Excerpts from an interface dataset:

-*-

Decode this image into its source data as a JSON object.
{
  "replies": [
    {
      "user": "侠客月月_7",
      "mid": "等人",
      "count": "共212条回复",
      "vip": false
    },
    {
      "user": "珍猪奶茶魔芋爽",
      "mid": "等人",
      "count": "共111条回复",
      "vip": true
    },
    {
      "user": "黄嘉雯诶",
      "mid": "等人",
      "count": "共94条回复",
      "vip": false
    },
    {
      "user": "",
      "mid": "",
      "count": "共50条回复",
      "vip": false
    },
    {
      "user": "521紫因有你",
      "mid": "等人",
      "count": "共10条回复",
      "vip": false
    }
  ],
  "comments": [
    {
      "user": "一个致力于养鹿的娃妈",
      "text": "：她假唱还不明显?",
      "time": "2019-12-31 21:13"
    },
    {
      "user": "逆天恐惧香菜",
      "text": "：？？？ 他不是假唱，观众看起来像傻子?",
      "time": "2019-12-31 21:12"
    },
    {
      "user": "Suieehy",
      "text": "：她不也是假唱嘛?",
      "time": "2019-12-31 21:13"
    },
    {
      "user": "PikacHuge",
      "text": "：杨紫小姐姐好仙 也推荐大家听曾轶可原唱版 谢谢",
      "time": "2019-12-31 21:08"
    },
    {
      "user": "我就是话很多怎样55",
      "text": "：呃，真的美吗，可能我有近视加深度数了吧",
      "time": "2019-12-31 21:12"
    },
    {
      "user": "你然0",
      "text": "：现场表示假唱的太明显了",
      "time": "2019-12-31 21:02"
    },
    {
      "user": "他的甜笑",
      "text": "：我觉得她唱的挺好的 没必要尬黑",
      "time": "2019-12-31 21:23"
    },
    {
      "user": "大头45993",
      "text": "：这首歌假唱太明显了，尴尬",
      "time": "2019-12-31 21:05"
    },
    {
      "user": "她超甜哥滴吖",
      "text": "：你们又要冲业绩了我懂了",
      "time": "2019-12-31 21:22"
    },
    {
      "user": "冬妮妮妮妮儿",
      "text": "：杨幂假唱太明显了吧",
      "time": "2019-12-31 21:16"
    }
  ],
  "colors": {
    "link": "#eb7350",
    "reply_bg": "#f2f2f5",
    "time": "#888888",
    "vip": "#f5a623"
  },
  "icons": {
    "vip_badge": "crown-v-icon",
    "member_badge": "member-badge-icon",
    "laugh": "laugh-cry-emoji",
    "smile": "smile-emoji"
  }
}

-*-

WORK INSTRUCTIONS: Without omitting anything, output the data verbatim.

ANSWER FOR THIS EXERCISE:
Decode this image into its source data as a JSON object.
{
  "replies": [
    {
      "user": "侠客月月_7",
      "mid": "等人",
      "count": "共212条回复",
      "vip": false
    },
    {
      "user": "珍猪奶茶魔芋爽",
      "mid": "等人",
      "count": "共111条回复",
      "vip": true
    },
    {
      "user": "黄嘉雯诶",
      "mid": "等人",
      "count": "共94条回复",
      "vip": false
    },
    {
      "user": "",
      "mid": "",
      "count": "共50条回复",
      "vip": false
    },
    {
      "user": "521紫因有你",
      "mid": "等人",
      "count": "共10条回复",
      "vip": false
    }
  ],
  "comments": [
    {
      "user": "一个致力于养鹿的娃妈",
      "text": "：她假唱还不明显?",
      "time": "2019-12-31 21:13"
    },
    {
      "user": "逆天恐惧香菜",
      "text": "：？？？ 他不是假唱，观众看起来像傻子?",
      "time": "2019-12-31 21:12"
    },
    {
      "user": "Suieehy",
      "text": "：她不也是假唱嘛?",
      "time": "2019-12-31 21:13"
    },
    {
      "user": "PikacHuge",
      "text": "：杨紫小姐姐好仙 也推荐大家听曾轶可原唱版 谢谢",
      "time": "2019-12-31 21:08"
    },
    {
      "user": "我就是话很多怎样55",
      "text": "：呃，真的美吗，可能我有近视加深度数了吧",
      "time": "2019-12-31 21:12"
    },
    {
      "user": "你然0",
      "text": "：现场表示假唱的太明显了",
      "time": "2019-12-31 21:02"
    },
    {
      "user": "他的甜笑",
      "text": "：我觉得她唱的挺好的 没必要尬黑",
      "time": "2019-12-31 21:23"
    },
    {
      "user": "大头45993",
      "text": "：这首歌假唱太明显了，尴尬",
      "time": "2019-12-31 21:05"
    },
    {
      "user": "她超甜哥滴吖",
      "text": "：你们又要冲业绩了我懂了",
      "time": "2019-12-31 21:22"
    },
    {
      "user": "冬妮妮妮妮儿",
      "text": "：杨幂假唱太明显了吧",
      "time": "2019-12-31 21:16"
    }
  ],
  "colors": {
    "link": "#eb7350",
    "reply_bg": "#f2f2f5",
    "time": "#888888",
    "vip": "#f5a623"
  },
  "icons": {
    "vip_badge": "crown-v-icon",
    "member_badge": "member-badge-icon",
    "laugh": "laugh-cry-emoji",
    "smile": "smile-emoji"
  }
}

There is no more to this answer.